Donald Trump is not what you’d call a conventional Republican, nor is his likely to be the most conventional presidency. His cabinet however, is as traditionally Republican as is possible to be.
The usual Trump labels have stuck as he has assembled his cabinet – the ‘foolish and inexperienced,’ the ‘wealthy, climate-change denouncers’ and the ‘racist xenophobes’ have all been mentioned. But when it comes these insults, nothing could be further from the truth.
A large proportion are wealthy former business execs, and this is hardly a new phenomenon. If we look at GOP governments of old, George W. Bush had Henry Paulson, former CEO of Goldman Sachs, as his Treasury Secretary, and Ronald Reagan had the former CEO of Merrill Lynch, Donald Regan, as his. What is markedly different about these past examples is the change from former banking executives to former business magnates – those whose wealth has been accumulated in a manner similar to that of Trump. But is this a bad thing?
Well, in the case of Commerce Secretary nominee Wilbur Ross, it’s unclear. An experienced businessman, but for the most part politically unpractised (he advised a USA-Russia committee during the Clinton administration), Ross’s nomination is a controversial one because of his reputation. He is known for ‘restructuring’ struggling companies – that is to say, taking any remaining wealth as they fail. He also came under fire from the UMWA after founding the International Coal Group, which, because of banking regulations, does not have unions, healthcare, or pensions. Nevertheless, he’s an experienced businessman, albeit not always on the right side of the moral line, but experienced all the same. And this experience will surely stand him in good stead as he takes up his new post as Commerce Secretary.
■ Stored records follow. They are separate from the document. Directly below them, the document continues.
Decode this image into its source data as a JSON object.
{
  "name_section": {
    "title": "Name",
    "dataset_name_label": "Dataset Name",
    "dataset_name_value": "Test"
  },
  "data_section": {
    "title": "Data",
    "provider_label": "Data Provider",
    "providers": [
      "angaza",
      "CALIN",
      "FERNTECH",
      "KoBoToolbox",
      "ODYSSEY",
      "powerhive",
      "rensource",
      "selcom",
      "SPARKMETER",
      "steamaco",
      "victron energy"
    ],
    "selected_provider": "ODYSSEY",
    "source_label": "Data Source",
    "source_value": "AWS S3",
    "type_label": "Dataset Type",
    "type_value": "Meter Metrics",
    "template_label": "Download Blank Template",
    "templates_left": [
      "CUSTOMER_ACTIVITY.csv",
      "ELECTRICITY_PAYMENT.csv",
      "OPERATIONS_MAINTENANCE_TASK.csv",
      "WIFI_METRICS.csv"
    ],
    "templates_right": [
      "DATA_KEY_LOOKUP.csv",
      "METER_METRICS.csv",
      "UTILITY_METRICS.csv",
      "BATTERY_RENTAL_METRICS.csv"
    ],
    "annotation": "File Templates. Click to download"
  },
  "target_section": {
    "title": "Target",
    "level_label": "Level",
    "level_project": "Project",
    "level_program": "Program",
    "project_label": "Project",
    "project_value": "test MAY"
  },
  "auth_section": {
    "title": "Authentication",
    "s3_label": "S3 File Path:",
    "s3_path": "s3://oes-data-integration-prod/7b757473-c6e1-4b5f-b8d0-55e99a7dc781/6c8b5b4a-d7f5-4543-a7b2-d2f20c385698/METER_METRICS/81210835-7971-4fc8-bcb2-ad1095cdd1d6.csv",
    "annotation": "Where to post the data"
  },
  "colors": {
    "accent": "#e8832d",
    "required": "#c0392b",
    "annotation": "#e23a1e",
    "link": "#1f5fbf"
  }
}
Much of the anxiety regarding Trump’s cabinet nominees stems from a lack of political experience. But do they need to be experienced? Previous political leaders have proved incapable of making their promises a reality, so why therefore shouldn’t business leaders be given a chance? And, additionally, might it be prudent to promote more business leaders considering the rapid rate of globalisation?
Rex Tillerson is a man who arguably answers all of these questions. The Incoming Secretary of State is the former CEO of ExxonMobil, a climate change believer, and a close ally of Vladimir Putin. His appointment defies the stereotype Trump has been burdened with. ‘The risks of climate change are serious and do warrant action,’ he said recently.
Appointing a climate change believer is the first reason this is a wise choice. The second is Tillerson’s links with Russia. Putin awarded him the ‘Russian Order of Friendship’ in 2013 for his contribution to the energy sector and his relationship with the Russian President may be of use in the immediate future. Trump is clearly going to be a militarily assertive President – the nominations of several former Generals hint at this. So having a Secretary of State who is on good terms with Russia is a smart decision, particularly as both nations may soon work together in containing China. In this context, despite all the questions about experience, this nomination looks shrewd.
Along with Tillerson and Ross, Trump has nominated eleven other names for his cabinet so far, of whom five are politically inexperienced and two are billionaires. America’s high-ranking politicians have failed to bring the hope they promised in recent years, so the baton has been passed to the businessmen. This may well be America’s new normal, but it’s not necessarily a turn for the worst.
Image by Chris Breeze via Flickr